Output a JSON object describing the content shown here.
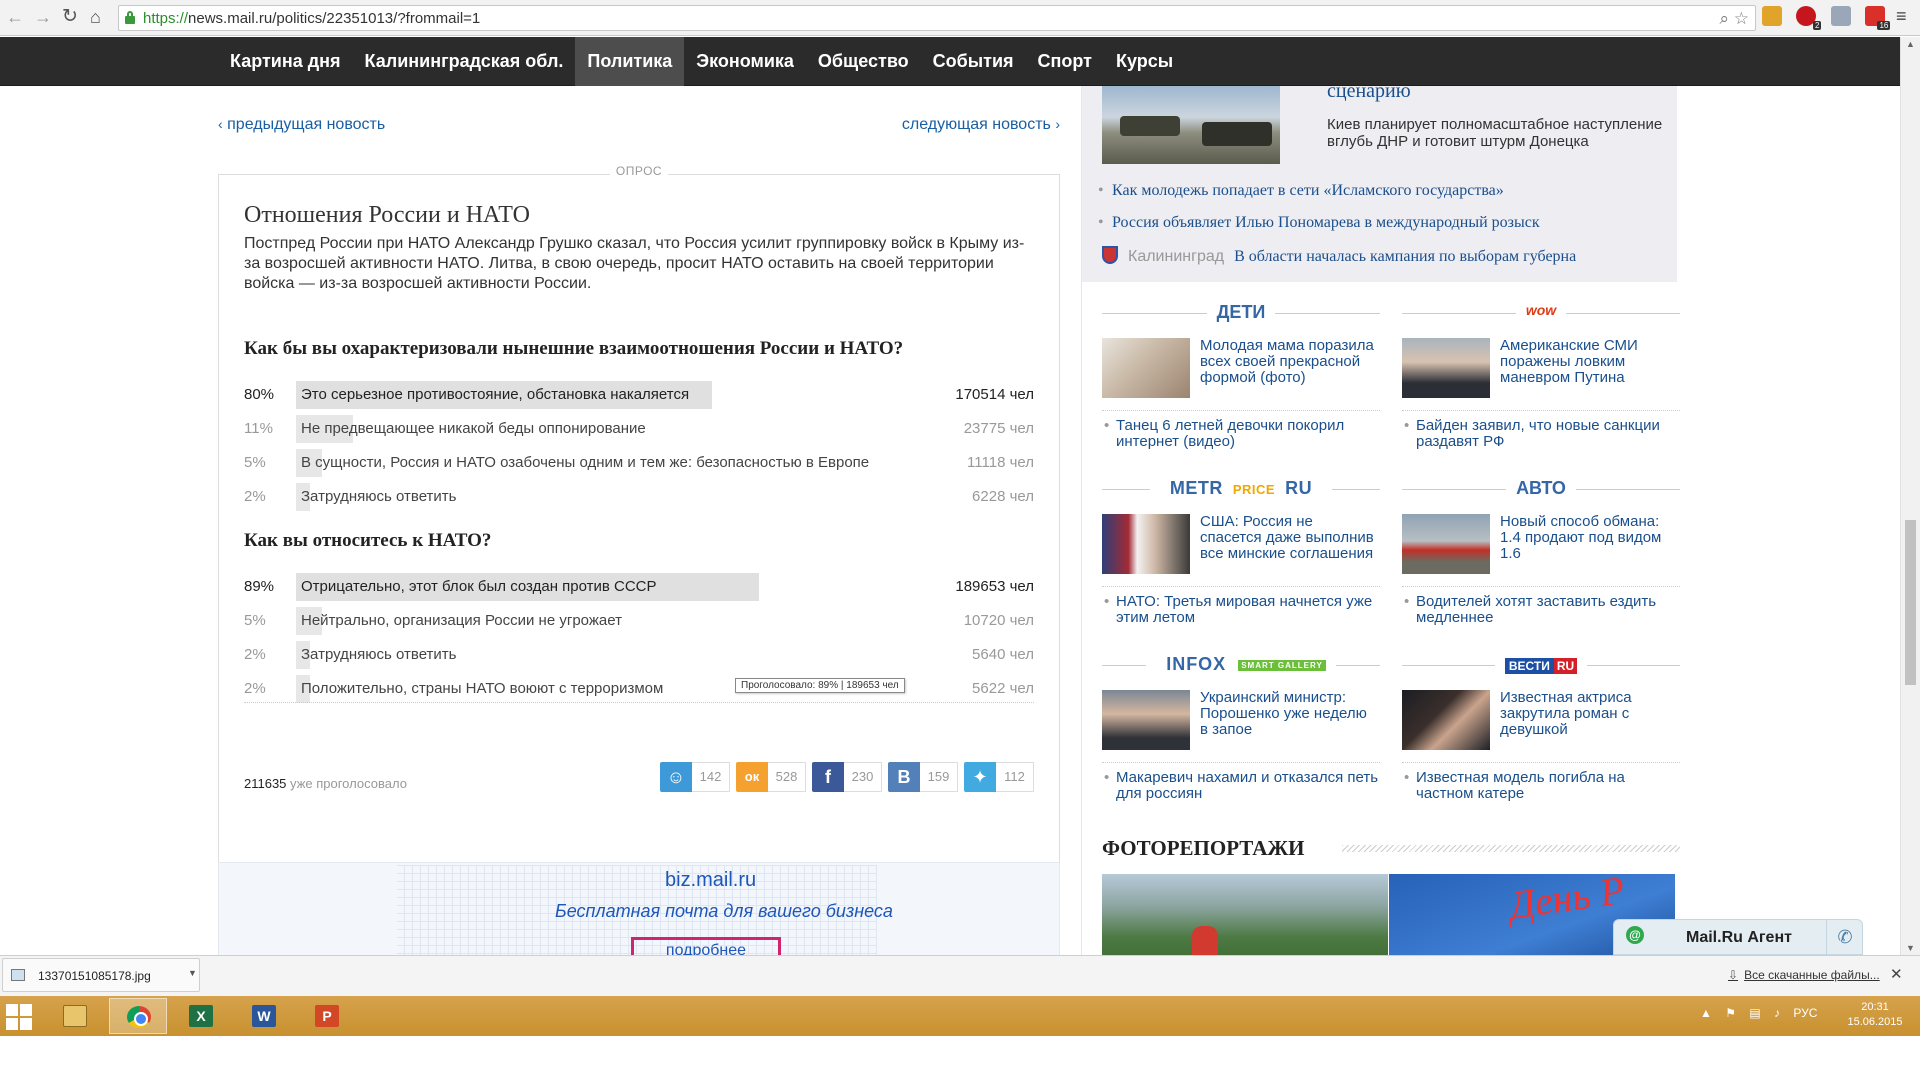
{
  "browser": {
    "url_scheme": "https://",
    "url_rest": "news.mail.ru/politics/22351013/?frommail=1"
  },
  "sitenav": {
    "items": [
      "Картина дня",
      "Калининградская обл.",
      "Политика",
      "Экономика",
      "Общество",
      "События",
      "Спорт",
      "Курсы"
    ],
    "active": "Политика"
  },
  "pager": {
    "prev": "предыдущая новость",
    "next": "следующая новость"
  },
  "poll": {
    "tag": "ОПРОС",
    "title": "Отношения России и НАТО",
    "description": "Постпред России при НАТО Александр Грушко сказал, что Россия усилит группировку войск в Крыму из-за возросшей активности НАТО. Литва, в свою очередь, просит НАТО оставить на своей территории войска — из-за возросшей активности России.",
    "questions": [
      {
        "text": "Как бы вы охарактеризовали нынешние взаимоотношения России и НАТО?",
        "answers": [
          {
            "pct": "80%",
            "share": 0.8,
            "text": "Это серьезное противостояние, обстановка накаляется",
            "count": "170514 чел"
          },
          {
            "pct": "11%",
            "share": 0.11,
            "text": "Не предвещающее никакой беды оппонирование",
            "count": "23775 чел"
          },
          {
            "pct": "5%",
            "share": 0.05,
            "text": "В сущности, Россия и НАТО озабочены одним и тем же: безопасностью в Европе",
            "count": "11118 чел"
          },
          {
            "pct": "2%",
            "share": 0.02,
            "text": "Затрудняюсь ответить",
            "count": "6228 чел"
          }
        ]
      },
      {
        "text": "Как вы относитесь к НАТО?",
        "answers": [
          {
            "pct": "89%",
            "share": 0.89,
            "text": "Отрицательно, этот блок был создан против СССР",
            "count": "189653 чел"
          },
          {
            "pct": "5%",
            "share": 0.05,
            "text": "Нейтрально, организация России не угрожает",
            "count": "10720 чел"
          },
          {
            "pct": "2%",
            "share": 0.02,
            "text": "Затрудняюсь ответить",
            "count": "5640 чел"
          },
          {
            "pct": "2%",
            "share": 0.02,
            "text": "Положительно, страны НАТО воюют с терроризмом",
            "count": "5622 чел"
          }
        ]
      }
    ],
    "tooltip": "Проголосовало: 89% | 189653 чел",
    "total_number": "211635",
    "total_label": "уже проголосовало",
    "share": [
      {
        "icon": "moimir",
        "color": "#3e99d8",
        "count": "142"
      },
      {
        "icon": "odnoklassniki",
        "color": "#f4a12f",
        "count": "528"
      },
      {
        "icon": "facebook",
        "color": "#3b5998",
        "count": "230"
      },
      {
        "icon": "vkontakte",
        "color": "#5181b8",
        "count": "159"
      },
      {
        "icon": "twitter",
        "color": "#41abe1",
        "count": "112"
      }
    ]
  },
  "banner": {
    "brand": "biz.mail.ru",
    "tagline": "Бесплатная почта для вашего бизнеса",
    "button": "подробнее"
  },
  "topnews": {
    "title": "сценарию",
    "desc": "Киев планирует полномасштабное наступление вглубь ДНР и готовит штурм Донецка",
    "links": [
      "Как молодежь попадает в сети «Исламского государства»",
      "Россия объявляет Илью Пономарева в международный розыск"
    ],
    "region": "Калининград",
    "region_link": "В области началась кампания по выборам губерна"
  },
  "rubrics": {
    "deti": {
      "head": "ДЕТИ",
      "main": "Молодая мама поразила всех своей прекрасной формой (фото)",
      "sub": "Танец 6 летней девочки покорил интернет (видео)"
    },
    "wow": {
      "head": "wow",
      "main": "Американские СМИ поражены ловким маневром Путина",
      "sub": "Байден заявил, что новые санкции раздавят РФ"
    },
    "metr": {
      "head_a": "METR",
      "head_b": "PRICE",
      "head_c": "RU",
      "main": "США: Россия не спасется даже выполнив все минские соглашения",
      "sub": "НАТО: Третья мировая начнется уже этим летом"
    },
    "avto": {
      "head": "АВТО",
      "main": "Новый способ обмана: 1.4 продают под видом 1.6",
      "sub": "Водителей хотят заставить ездить медленнее"
    },
    "infox": {
      "head": "INFOX",
      "badge": "SMART GALLERY",
      "main": "Украинский министр: Порошенко уже неделю в запое",
      "sub": "Макаревич нахамил и отказался петь для россиян"
    },
    "vesti": {
      "head_a": "ВЕСТИ",
      "head_b": "RU",
      "main": "Известная актриса закрутила роман с девушкой",
      "sub": "Известная модель погибла на частном катере"
    }
  },
  "photoreports": {
    "head": "ФОТОРЕПОРТАЖИ",
    "photo2_text": "День Р"
  },
  "agent": {
    "label": "Mail.Ru Агент"
  },
  "download": {
    "filename": "13370151085178.jpg",
    "all_link": "Все скачанные файлы..."
  },
  "taskbar": {
    "tray_lang": "РУС",
    "time": "20:31",
    "date": "15.06.2015"
  }
}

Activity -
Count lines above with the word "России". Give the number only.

Solution to this task -
4